Playa Esterillos is a relatively undiscovered beach located between Jaco and Quepos. The warm brown colored sand stretches on miles and miles. You can visit this stretch of beach and walk for miles without seeing another person. It’s quiet and natural, a real off the beaten track destination (while still being pretty close to the “track”). Visitors must be very careful about swimming anywhere near Esterillos. The under tow is savage, and swimmers are often taken by surprise. Best for beach combing and wading.
Visitors can enjoy the public beach in Manuel Antonio and safely swim and learn to surf. Vendors line the sidewalks selling food and drinks, surf boards and boogie boards are available for rental, and a nice mix of local people and visitors spend time here. If you are looking for a more natural setting, enter the National Park and enjoy 3 choices of beaches.
Playa Matapalo/Playa Linda
South of Manuel Antonio is one of Costa Rica’s most incredible hidden gems; Playas Matapalo and Linda. You can access these beaches from the main road heading south to Dominical. It’s best to have a 4X4 as some areas are rugged driving. Once you arrive you’ll find pristine light sand beaches, trimmed with palm trees and wild almonds. You can swim in the calm surf, and walk for miles without seeing any signs of development. It’s a great location for a private picnic day at the beach.
Carara National Park

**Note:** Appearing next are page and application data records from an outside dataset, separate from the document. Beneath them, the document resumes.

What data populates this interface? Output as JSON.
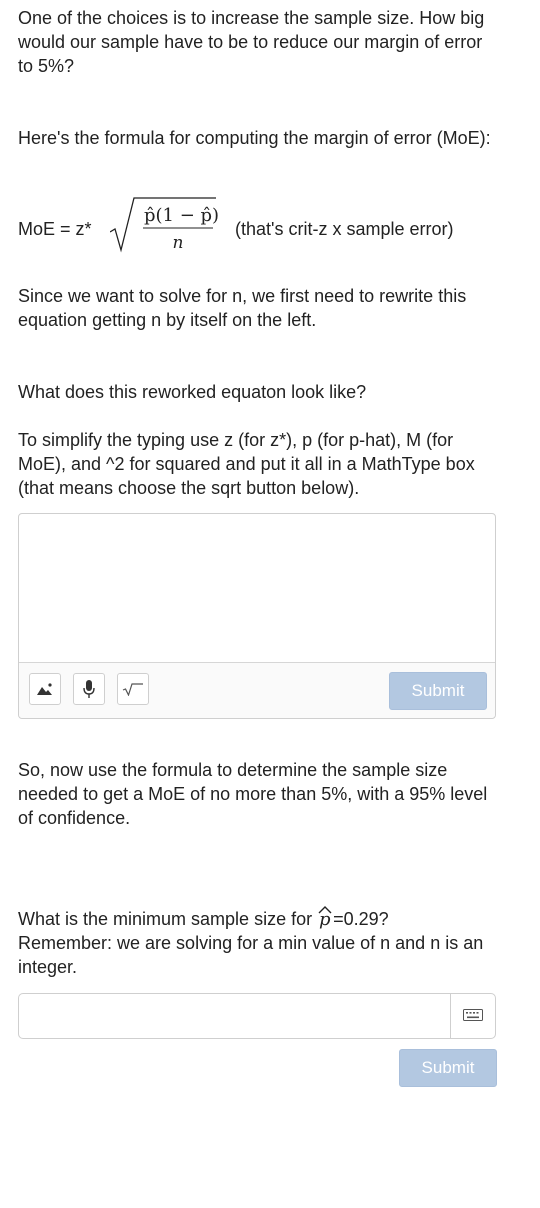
{
  "intro": {
    "text": "One of the choices is to increase the sample size.  How big would our sample have to be to reduce our margin of error to 5%?"
  },
  "formula_intro": {
    "text": "Here's the formula for computing the margin of error (MoE):"
  },
  "formula": {
    "lhs": "MoE = z*",
    "numerator": "p̂(1 − p̂)",
    "denominator": "n",
    "note": "(that's crit-z x sample error)"
  },
  "solve_text": {
    "text": "Since we want to solve for n, we first need to rewrite this equation getting n by itself on the left."
  },
  "question1": {
    "text": "What does this reworked equaton look like?"
  },
  "instructions": {
    "text": "To simplify the typing use z (for z*), p (for p-hat), M (for MoE), and ^2 for squared and put it all in a MathType box (that means choose the sqrt button below)."
  },
  "answer1": {
    "value": "",
    "submit_label": "Submit",
    "tools": [
      "image-icon",
      "microphone-icon",
      "sqrt-icon"
    ]
  },
  "part2": {
    "text": "So, now use the formula to determine the sample size needed to get a MoE of no more than 5%, with a 95% level of confidence."
  },
  "question2": {
    "before": "What is the minimum sample size for ",
    "symbol": "p",
    "after": "=0.29?",
    "reminder": "Remember: we are solving for a min value of n and n is an integer."
  },
  "answer2": {
    "value": "",
    "submit_label": "Submit"
  },
  "colors": {
    "submit_disabled": "#b3c8e1",
    "border": "#cfcfcf",
    "text": "#222222"
  }
}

Carara National Park is located 52 KM west of San Jose on the southern banks of the Rio Tarcoles. Despite the parks proximity to San Jose, it does not attract the large number of visitors one might expect. The park is a favorite with bird watchers, as it remains one of the best places to see the Scarlet Macaw. An important Macaw rehabilitation program began in the mid-1980s, with rangers patrolling against poaching. Rangers also built artificial nests to provide safe homes for the macaws. The population has grown substantially and the program continues today. Carara remains one of the most important wild life corridors in Central America. The park connects the Dry Tropical Forest of Guanacasate to the Tropical Rain Forest of the Southern Pacific. Carara is classified as a Transitional Tropical Forest. The forest is home to a huge variety of bird species, mammals large and small, and a wide array of reptiles. Make sure to take time to visit the marshlands, ponds, and admire the huge towering cashew trees.
Manuel Antonio National Park
At just 682-hectares, Manuel Antonio is the smallest national park in Costa Rica. It is also the second most visited park, with more than 175,000 visitors annually. The park is a wonderful combination of lush green tropical rain forest and pristine beautiful beaches. There is a long network of trails for hiking and wild life viewing. Most recommended are Cathedral Trail and Perezoso (sloth) Trail. Visitors can expect to see 3 species of monkeys, sloths, anteaters, agoutis, deer, armadillos, tropical birds, and reptiles. If relaxing at the beach is more what you had in mind, enjoy one of four options inside the park. Espadilla Sur, Manuel Antonio, Escondido, and Playita. Manuel Antonio National Park is closed on Mondays. Make sure to take what you need with you, as there are no concessions inside. You must be careful with food, as raccoons and monkeys are clever thieves and will open back packs and satchels to get to your snacks.